ADOTAS – Every time I get on the Internet, I feel a little more like Rockwell:
I’m just an average man with an average life
I work from nine to five, hey, hell, I pay the price
All I want is to be left alone in my average home
But why do I always feel like I’m in the Twilight Zone?
Then the late Micheal Jackson busts in wailing, “I always feel like somebody’s watching me!” Which takes the creepy level over the top — stop haunting me, Jacko, I’ll never buy a copy of “Thriller”!
Who is watching me? WHO? Well, Rockwell was worried about his neighbors and the mailman, but more than 25 years later digital paranoids are more concerned with Big G — the Google, which is still stamping out the fires raised by its admission that it “inadvertently” collected private data such as passwords over unencrypted wireless networks with its Street View cars. (For the record, I think it was an accident — collecting such data only caused Google problems).
On the video, the browser hits numerous websites, from Google itself to Vimeo to Twitter to the FAT homepage — and the alarm goes off every time, in a variety of tones from air raid to air horn. A tracker in the upper right-hand corner keeps track of the number of websites you visit where Google takes some data versus the total number of sites. Below that is a checklist of Google programs — Analytics, AdSense, etc. — that are snatching info from you.
Are you paranoid or paranoid enough? FAT asks: “Even outside Gmail and YouTube you are constantly sending Google your information through their vast network of ‘tracking bugs’: Google Analytics, Google AdSense, YouTube embeds, API calls… all of this data can be used to monitor & track your personal web browsing habits.”
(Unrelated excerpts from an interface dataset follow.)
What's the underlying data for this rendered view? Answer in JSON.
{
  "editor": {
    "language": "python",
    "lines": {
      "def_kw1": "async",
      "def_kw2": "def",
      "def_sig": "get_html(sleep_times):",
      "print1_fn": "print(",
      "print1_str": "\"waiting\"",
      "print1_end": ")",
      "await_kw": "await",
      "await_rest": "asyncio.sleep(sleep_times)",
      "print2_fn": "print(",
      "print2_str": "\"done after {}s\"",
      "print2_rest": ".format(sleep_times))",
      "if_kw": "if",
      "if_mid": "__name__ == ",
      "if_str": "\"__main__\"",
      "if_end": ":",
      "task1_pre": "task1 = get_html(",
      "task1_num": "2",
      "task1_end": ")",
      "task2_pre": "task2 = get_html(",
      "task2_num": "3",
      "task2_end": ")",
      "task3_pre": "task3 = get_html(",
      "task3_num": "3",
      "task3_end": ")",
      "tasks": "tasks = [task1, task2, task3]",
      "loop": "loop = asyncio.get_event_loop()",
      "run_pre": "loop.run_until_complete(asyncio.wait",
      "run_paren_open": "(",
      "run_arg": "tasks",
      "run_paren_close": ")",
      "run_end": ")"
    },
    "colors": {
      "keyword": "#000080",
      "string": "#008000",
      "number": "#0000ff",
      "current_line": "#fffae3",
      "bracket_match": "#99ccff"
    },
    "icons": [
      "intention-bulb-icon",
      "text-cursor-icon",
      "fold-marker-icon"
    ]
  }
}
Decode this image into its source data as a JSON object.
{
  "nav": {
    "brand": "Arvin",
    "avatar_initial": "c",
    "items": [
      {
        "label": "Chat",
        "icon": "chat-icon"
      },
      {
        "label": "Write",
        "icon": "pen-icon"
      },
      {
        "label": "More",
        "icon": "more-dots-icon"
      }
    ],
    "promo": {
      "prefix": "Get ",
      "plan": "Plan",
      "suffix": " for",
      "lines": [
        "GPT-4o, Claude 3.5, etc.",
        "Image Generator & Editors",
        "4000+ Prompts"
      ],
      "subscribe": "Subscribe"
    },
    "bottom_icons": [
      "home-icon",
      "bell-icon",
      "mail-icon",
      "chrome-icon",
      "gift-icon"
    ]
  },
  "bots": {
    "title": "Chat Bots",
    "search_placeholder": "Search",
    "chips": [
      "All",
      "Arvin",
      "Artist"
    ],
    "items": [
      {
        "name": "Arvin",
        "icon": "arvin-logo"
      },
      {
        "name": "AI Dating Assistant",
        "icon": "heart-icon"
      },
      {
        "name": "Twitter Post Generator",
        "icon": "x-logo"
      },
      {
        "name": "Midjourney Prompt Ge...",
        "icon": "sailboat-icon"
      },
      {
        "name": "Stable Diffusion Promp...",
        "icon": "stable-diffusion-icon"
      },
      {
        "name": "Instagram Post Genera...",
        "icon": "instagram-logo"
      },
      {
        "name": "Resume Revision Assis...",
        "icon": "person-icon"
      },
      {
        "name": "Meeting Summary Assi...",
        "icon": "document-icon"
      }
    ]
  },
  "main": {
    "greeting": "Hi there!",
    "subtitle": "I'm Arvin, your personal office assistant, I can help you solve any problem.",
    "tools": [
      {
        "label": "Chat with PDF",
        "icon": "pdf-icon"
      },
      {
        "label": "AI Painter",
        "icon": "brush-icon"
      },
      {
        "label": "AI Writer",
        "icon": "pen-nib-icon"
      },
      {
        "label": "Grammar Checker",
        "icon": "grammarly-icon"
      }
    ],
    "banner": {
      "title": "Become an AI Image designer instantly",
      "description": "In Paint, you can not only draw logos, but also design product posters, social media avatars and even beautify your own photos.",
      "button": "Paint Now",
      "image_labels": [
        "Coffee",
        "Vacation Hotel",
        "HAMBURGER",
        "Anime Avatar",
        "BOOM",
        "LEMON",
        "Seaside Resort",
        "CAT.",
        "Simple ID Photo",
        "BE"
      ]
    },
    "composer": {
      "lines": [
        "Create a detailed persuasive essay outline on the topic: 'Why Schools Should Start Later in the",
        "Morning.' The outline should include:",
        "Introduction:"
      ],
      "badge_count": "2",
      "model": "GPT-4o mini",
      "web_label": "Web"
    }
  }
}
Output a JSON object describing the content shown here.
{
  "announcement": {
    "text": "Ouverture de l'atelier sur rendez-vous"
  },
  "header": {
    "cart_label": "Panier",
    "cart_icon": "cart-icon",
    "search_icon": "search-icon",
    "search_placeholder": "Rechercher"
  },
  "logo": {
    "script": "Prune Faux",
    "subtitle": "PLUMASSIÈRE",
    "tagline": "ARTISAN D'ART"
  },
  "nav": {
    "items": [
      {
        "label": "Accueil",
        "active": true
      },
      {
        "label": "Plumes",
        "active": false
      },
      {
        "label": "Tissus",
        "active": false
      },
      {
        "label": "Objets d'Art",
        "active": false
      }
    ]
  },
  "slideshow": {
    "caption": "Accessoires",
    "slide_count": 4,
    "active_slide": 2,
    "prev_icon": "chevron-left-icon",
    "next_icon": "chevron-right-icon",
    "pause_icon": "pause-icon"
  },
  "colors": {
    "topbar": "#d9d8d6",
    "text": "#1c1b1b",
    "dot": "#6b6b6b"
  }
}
But beyond cynicism (or maybe its ultra cynical) this is a fine effort for boosting transparency. Most consumers don’t realize how much information is being collected while they surf the web. They also don’t realize that it’s pretty much anonymous and innocuous. Honestly, this is good for Google — browsers should have a better idea of when their data is getting snatched online… Which is pretty much all the time.
There is no such thing as a free lunch my pappy taught me. Consumers have to understand there’s a trade-off — to use neato services like Google, you’ve got to give up some data. It’s fair because Google is a service of convenience, not necessity — though many may argue to keep up in our modern times, it is the latter.
Consider this — when you walk down a city street, your image is captured a ridiculous amount of times by various security devices. Is somebody watching you? Probably not — you’re being recorded and only if there’s some kind of suspicious activity will a corporate jockey look at your mug.
There’s an unspoken agreement with most of the general public that this is an acceptable measure of safety — sure, you may see signs that say “This store is under surveillance” but have you ever decided not to enter a store because of that?
The surveillance state is alive and well, though it’s not what Philip K. Dick predicted in books like “A Scanner Darkly.” People can’t keep track or process the giant swaths of data — images, IP addresses, online purchases — collected but computers can. How is it used then? To target ads.
It’s not like gathering and selling information is a new enterprise — it’s just more profitable than ever in the Internet age. Companies like Axciom were collecting offline data long before they moved online and Bizo CEO Russell Glass noted that perfectly legal offline targeting techniques are far more unsettling than online.
Are you being watched? Yep. The real question is: are you aware you’re being watched? And then can you accept that in exchange for the for the many splendors of the Internet?
Sound the alarm if you really feel like it.